◆ WHAT IS BEING ASKED ◆
Within the records below, find each line that holds the string "Özel", then copy it.

++++ EXTRACTED ENTRIES

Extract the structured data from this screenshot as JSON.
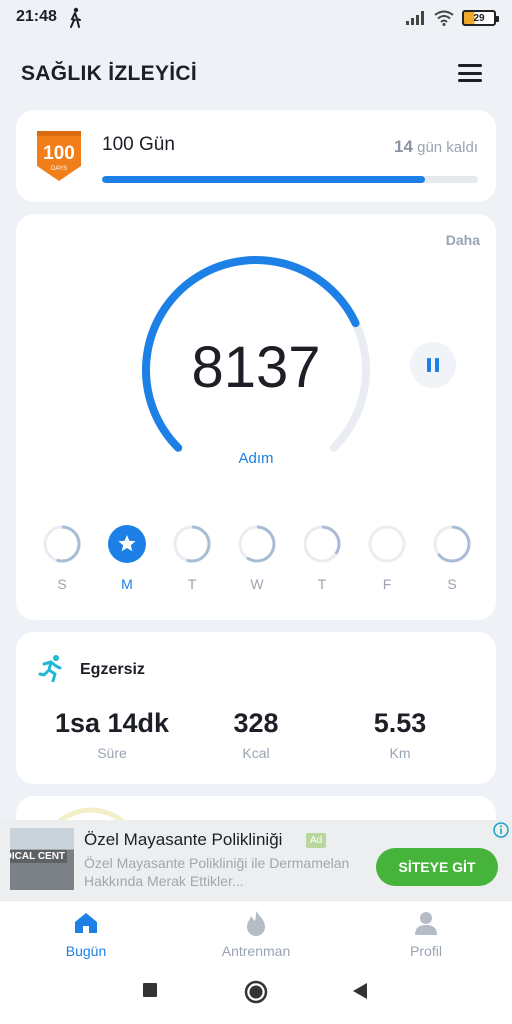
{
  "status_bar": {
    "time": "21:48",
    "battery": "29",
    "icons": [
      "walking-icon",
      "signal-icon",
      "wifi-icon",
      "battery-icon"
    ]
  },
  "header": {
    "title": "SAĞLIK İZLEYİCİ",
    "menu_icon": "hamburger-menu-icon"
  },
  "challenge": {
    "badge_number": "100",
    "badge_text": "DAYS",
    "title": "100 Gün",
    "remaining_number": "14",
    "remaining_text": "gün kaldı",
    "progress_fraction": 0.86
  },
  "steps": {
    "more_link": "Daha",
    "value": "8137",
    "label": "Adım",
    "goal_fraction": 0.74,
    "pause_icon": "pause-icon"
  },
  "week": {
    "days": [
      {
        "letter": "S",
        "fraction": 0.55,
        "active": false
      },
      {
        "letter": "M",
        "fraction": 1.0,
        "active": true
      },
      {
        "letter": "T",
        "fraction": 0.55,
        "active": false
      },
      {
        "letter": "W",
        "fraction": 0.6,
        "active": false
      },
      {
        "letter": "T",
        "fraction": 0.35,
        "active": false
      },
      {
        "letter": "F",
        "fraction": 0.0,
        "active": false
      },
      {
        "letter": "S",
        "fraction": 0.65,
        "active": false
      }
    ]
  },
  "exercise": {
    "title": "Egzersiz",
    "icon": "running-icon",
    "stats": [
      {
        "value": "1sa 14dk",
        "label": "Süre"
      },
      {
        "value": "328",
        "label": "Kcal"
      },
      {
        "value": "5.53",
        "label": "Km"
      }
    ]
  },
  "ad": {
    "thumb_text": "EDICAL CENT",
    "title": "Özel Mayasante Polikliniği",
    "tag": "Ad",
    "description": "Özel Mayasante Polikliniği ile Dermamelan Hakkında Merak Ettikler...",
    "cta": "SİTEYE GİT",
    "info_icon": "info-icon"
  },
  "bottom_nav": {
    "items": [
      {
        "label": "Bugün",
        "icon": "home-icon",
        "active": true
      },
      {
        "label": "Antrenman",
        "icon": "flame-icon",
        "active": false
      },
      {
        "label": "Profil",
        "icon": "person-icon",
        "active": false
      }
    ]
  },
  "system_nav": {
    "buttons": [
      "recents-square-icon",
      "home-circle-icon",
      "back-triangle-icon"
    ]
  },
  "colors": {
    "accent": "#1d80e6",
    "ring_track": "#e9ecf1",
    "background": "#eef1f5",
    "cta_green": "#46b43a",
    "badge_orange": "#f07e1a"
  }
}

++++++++

◆ EXPECTED ANSWER ◆
    "title": "Özel Mayasante Polikliniği",
    "description": "Özel Mayasante Polikliniği ile Dermamelan Hakkında Merak Ettikler...",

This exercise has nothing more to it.